A councilwoman’s effort to remove the City Council president with a vote of no confidence failed Monday night.
For the second time in as many meetings, Councilwoman Karen Zalewski-Wildzunas again sought to have President John Mootooveren removed from his position. But in the end, the 3-2 vote meant the president keeps his job.
The last time Zalewski-Wildzunas tried to remove the president on April 12, the panel’s presiding official did not act.
The same matter two weeks ago ended in a 3-2 vote in which Zalewski-Wildzunas, Councilwoman Carmel Patrick and Councilman John Polimeni voted yes, while Mootooveren and Councilwoman Marion Porterfield voted no.
The motion, taken up under miscellaneous council business, alleged Mootooveren led the council in an “unprofessional and unethical manner.” It was seconded by Patrick.
At issue was Mootooveren’s removal of Zalewski-Wildzunas as chairwoman of city Development and Planning, and his removal and eventual reinstatement of her as a member of the Finance Committee.
Mootooveren has said he initially removed Zalewski-Wildzunas from the two committees – replacing her with Porterfield – to align the nine committees with five council members, while striving to achieve diversity on the panel. Porterfield is Black and Mootooveren is of Guyanese descent.
The council is down two members after Leesa Perazzo and Ed Kosiur resigned from the council in January, leaving the council with five members.
Since the two resignations, Zalewski-Wildzunas suggested that Mootooveren wanted her removed because he objected to the council’s failure to fill two of its own vacancies.
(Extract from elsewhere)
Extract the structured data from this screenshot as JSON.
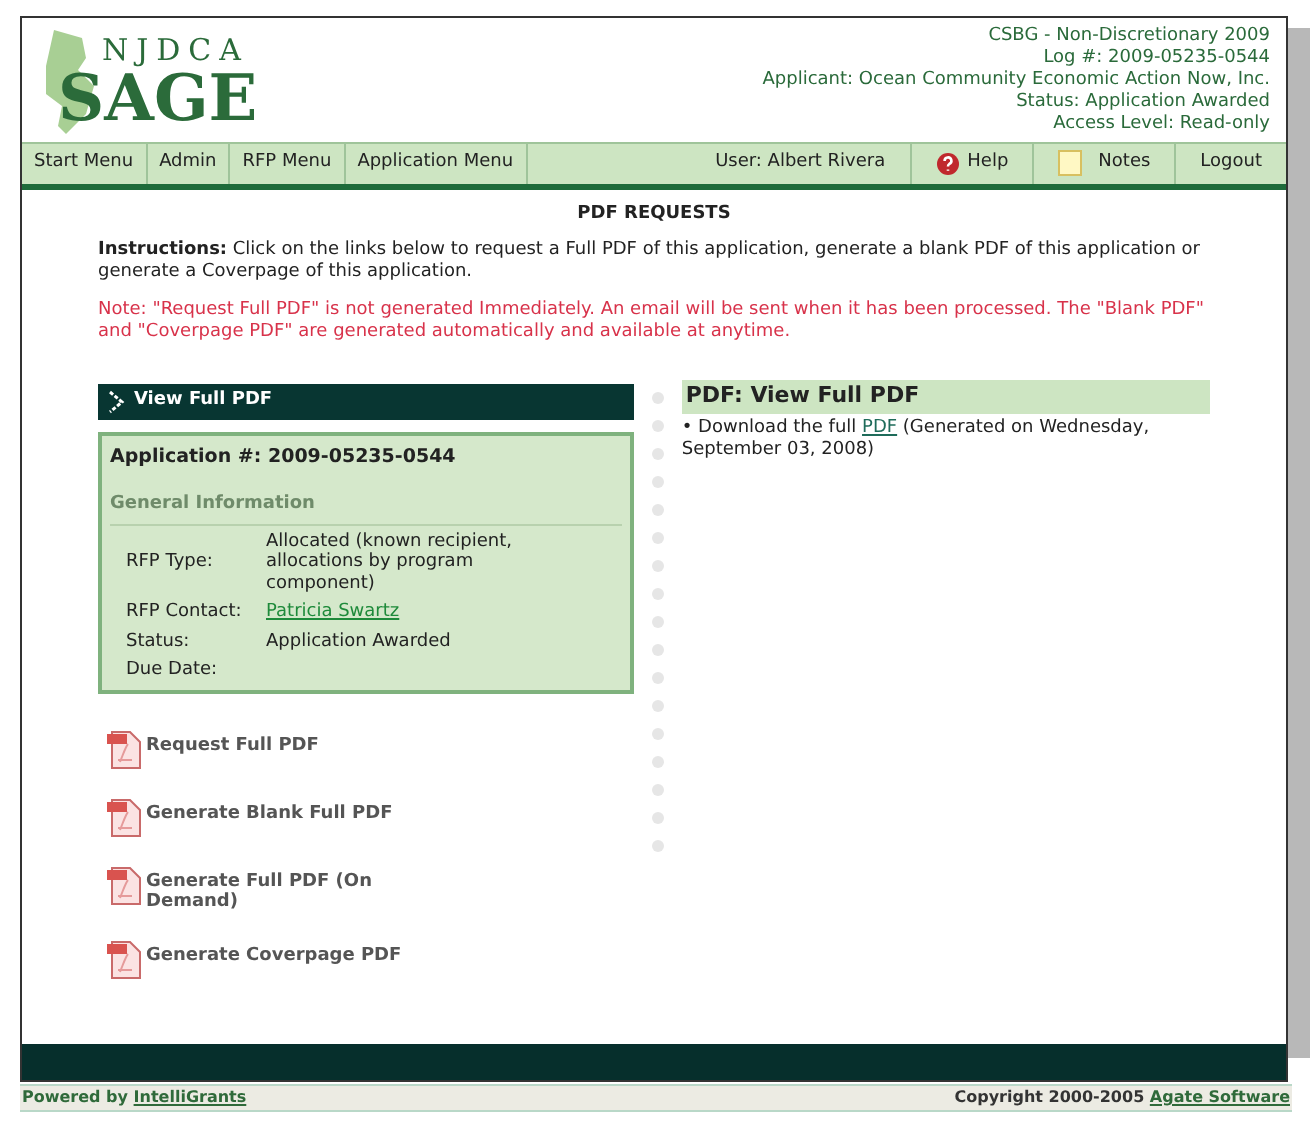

Mootooveren has refuted that claim.
On Monday, Zalewski-Wildzunas said Mootooveren’s public comments for removing her stung of “corruption and human rights violations.”
Patrick said she regretted the strong display against Mootooveeren.
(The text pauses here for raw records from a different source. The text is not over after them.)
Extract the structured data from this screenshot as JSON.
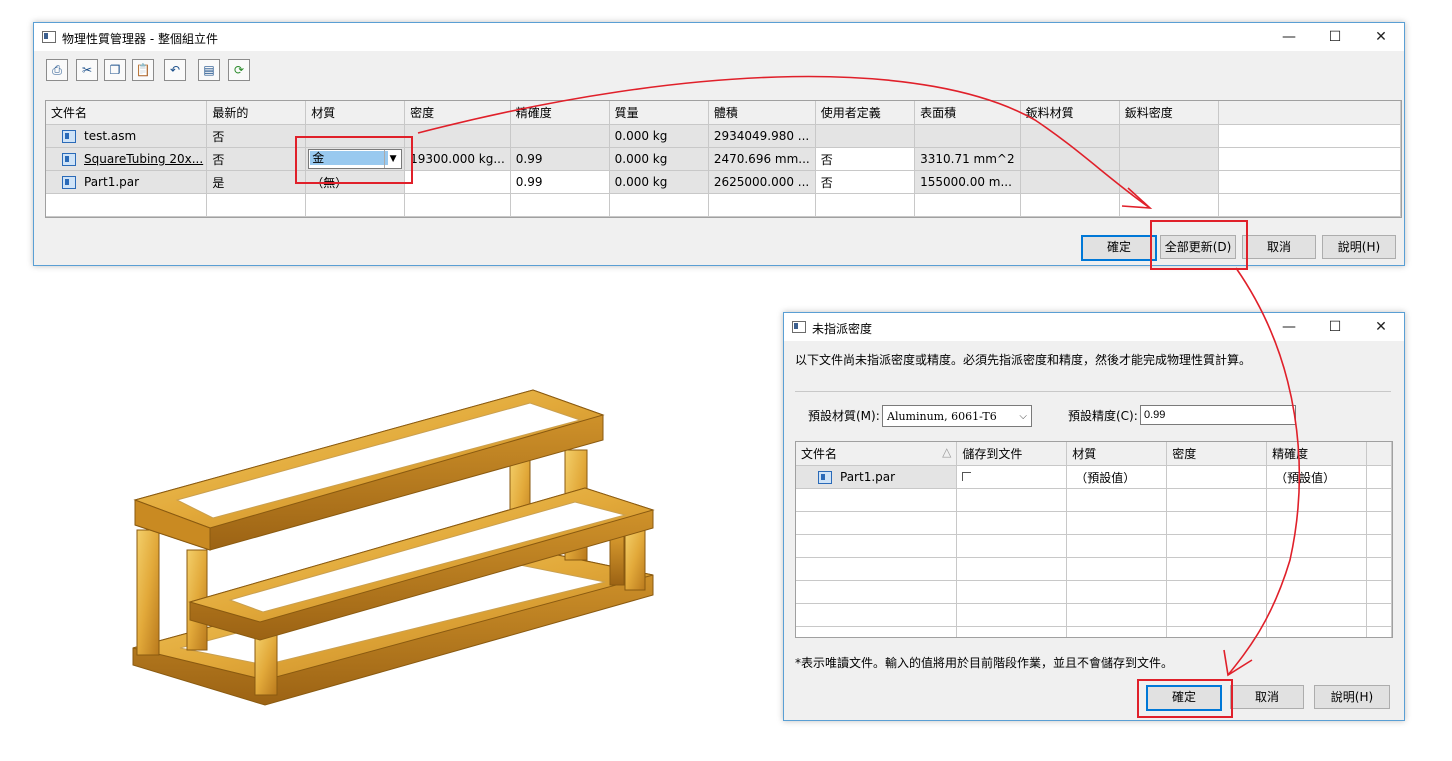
{
  "dialog1": {
    "title": "物理性質管理器 - 整個組立件",
    "window_controls": {
      "minimize": "—",
      "maximize": "☐",
      "close": "✕"
    },
    "toolbar": [
      "print-icon",
      "cut-icon",
      "copy-icon",
      "paste-icon",
      "undo-icon",
      "properties-icon",
      "refresh-icon"
    ],
    "columns": [
      "文件名",
      "最新的",
      "材質",
      "密度",
      "精確度",
      "質量",
      "體積",
      "使用者定義",
      "表面積",
      "鈑料材質",
      "鈑料密度"
    ],
    "rows": [
      {
        "name": "test.asm",
        "latest": "否",
        "material": "",
        "density": "",
        "accuracy": "",
        "mass": "0.000 kg",
        "volume": "2934049.980 ...",
        "user": "",
        "area": "",
        "sm_mat": "",
        "sm_den": ""
      },
      {
        "name": "SquareTubing 20x...",
        "latest": "否",
        "material": "金",
        "density": "19300.000 kg...",
        "accuracy": "0.99",
        "mass": "0.000 kg",
        "volume": "2470.696 mm...",
        "user": "否",
        "area": "3310.71 mm^2",
        "sm_mat": "",
        "sm_den": ""
      },
      {
        "name": "Part1.par",
        "latest": "是",
        "material": "（無）",
        "density": "",
        "accuracy": "0.99",
        "mass": "0.000 kg",
        "volume": "2625000.000 ...",
        "user": "否",
        "area": "155000.00 m...",
        "sm_mat": "",
        "sm_den": ""
      }
    ],
    "buttons": {
      "ok": "確定",
      "update_all": "全部更新(D)",
      "cancel": "取消",
      "help": "說明(H)"
    }
  },
  "dialog2": {
    "title": "未指派密度",
    "window_controls": {
      "minimize": "—",
      "maximize": "☐",
      "close": "✕"
    },
    "message": "以下文件尚未指派密度或精度。必須先指派密度和精度，然後才能完成物理性質計算。",
    "default_material_label": "預設材質(M):",
    "default_material_value": "Aluminum, 6061-T6",
    "default_accuracy_label": "預設精度(C):",
    "default_accuracy_value": "0.99",
    "columns": [
      "文件名",
      "儲存到文件",
      "材質",
      "密度",
      "精確度"
    ],
    "rows": [
      {
        "name": "Part1.par",
        "save": "",
        "material": "（預設值）",
        "density": "",
        "accuracy": "（預設值）"
      }
    ],
    "footnote": "*表示唯讀文件。輸入的值將用於目前階段作業，並且不會儲存到文件。",
    "buttons": {
      "ok": "確定",
      "cancel": "取消",
      "help": "說明(H)"
    }
  },
  "colors": {
    "annotation_red": "#e0202a",
    "accent_blue": "#0078d7",
    "gold_model": "#e2a93a"
  }
}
“I want to tell Mr. Mootooveren that I’m disappointed to come to this point – I definitely supported you as president, and was looking forward very much to your leadership – and I regret that the events of the last several weeks have brought us to this point.”
In other business, the council approved a yearly program that waives the $56 permit fee for exterior building repairs and the comparable $100 fee for roof repairs from May 1 to June 30.
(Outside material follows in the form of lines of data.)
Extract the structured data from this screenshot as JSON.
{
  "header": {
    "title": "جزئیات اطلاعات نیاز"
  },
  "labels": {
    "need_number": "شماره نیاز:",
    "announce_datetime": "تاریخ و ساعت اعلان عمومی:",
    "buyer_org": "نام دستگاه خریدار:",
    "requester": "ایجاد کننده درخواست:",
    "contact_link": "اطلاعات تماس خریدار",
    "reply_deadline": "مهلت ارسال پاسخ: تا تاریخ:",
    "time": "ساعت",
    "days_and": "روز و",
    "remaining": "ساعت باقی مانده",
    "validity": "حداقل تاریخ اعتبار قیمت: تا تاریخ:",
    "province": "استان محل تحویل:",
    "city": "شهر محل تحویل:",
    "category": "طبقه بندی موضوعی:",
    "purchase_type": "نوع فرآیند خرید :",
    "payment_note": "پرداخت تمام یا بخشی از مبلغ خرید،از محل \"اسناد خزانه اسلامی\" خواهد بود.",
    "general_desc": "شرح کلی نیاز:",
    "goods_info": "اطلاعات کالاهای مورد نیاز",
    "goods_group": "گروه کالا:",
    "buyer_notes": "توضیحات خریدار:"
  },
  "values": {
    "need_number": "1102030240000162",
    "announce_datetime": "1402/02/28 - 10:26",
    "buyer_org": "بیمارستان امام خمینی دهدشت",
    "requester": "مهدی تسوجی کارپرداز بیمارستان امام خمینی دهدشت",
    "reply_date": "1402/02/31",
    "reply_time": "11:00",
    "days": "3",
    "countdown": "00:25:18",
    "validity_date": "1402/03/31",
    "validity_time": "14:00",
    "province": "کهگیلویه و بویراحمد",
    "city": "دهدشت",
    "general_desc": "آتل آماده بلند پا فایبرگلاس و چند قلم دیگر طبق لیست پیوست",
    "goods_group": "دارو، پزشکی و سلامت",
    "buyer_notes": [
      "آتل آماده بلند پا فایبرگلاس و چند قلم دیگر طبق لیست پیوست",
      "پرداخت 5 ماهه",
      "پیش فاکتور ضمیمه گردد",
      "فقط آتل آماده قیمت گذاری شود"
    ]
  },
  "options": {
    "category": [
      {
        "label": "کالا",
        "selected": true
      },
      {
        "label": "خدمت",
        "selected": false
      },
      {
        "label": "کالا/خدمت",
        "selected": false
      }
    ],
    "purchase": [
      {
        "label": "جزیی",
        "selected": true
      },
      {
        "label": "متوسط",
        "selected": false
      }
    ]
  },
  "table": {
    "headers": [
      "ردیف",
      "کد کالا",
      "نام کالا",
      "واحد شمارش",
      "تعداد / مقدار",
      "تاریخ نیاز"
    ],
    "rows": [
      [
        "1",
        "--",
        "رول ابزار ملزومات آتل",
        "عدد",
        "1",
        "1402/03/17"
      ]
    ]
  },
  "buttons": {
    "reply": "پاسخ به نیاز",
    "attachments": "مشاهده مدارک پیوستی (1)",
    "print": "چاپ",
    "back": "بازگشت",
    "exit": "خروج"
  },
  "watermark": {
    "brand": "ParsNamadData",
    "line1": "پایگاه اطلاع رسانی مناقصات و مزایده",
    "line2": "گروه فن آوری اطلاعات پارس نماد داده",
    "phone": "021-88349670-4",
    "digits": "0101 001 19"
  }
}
Mootooveren encouraged residents to take advantage of the grace period, and for neighborhood associations and council members to spread the word.
The council president said the city waived a cumulative $35,000 on application fees and roofing permits during the grace period last year, and that “Once again, it shows our commitment to neighborhood revitalization.”
Mayor Gary McCarthy spoke of the wide availability of COVID-19 vaccines for residents of the city and county.
Vaccines in the region are available “almost on a demand basis at several locations,” McCarthy said.
He urged residents to take advantage.
Suggesting that an uptick in vaccinations was benefitting local commerce, McCarthy said city sales tax numbers released Monday showed a dramatic increase in Schenectady County during March.
“We want to build on that going forward,” he said. He encouraged residents to continue hand-washing and wearing face masks and to practice social distancing.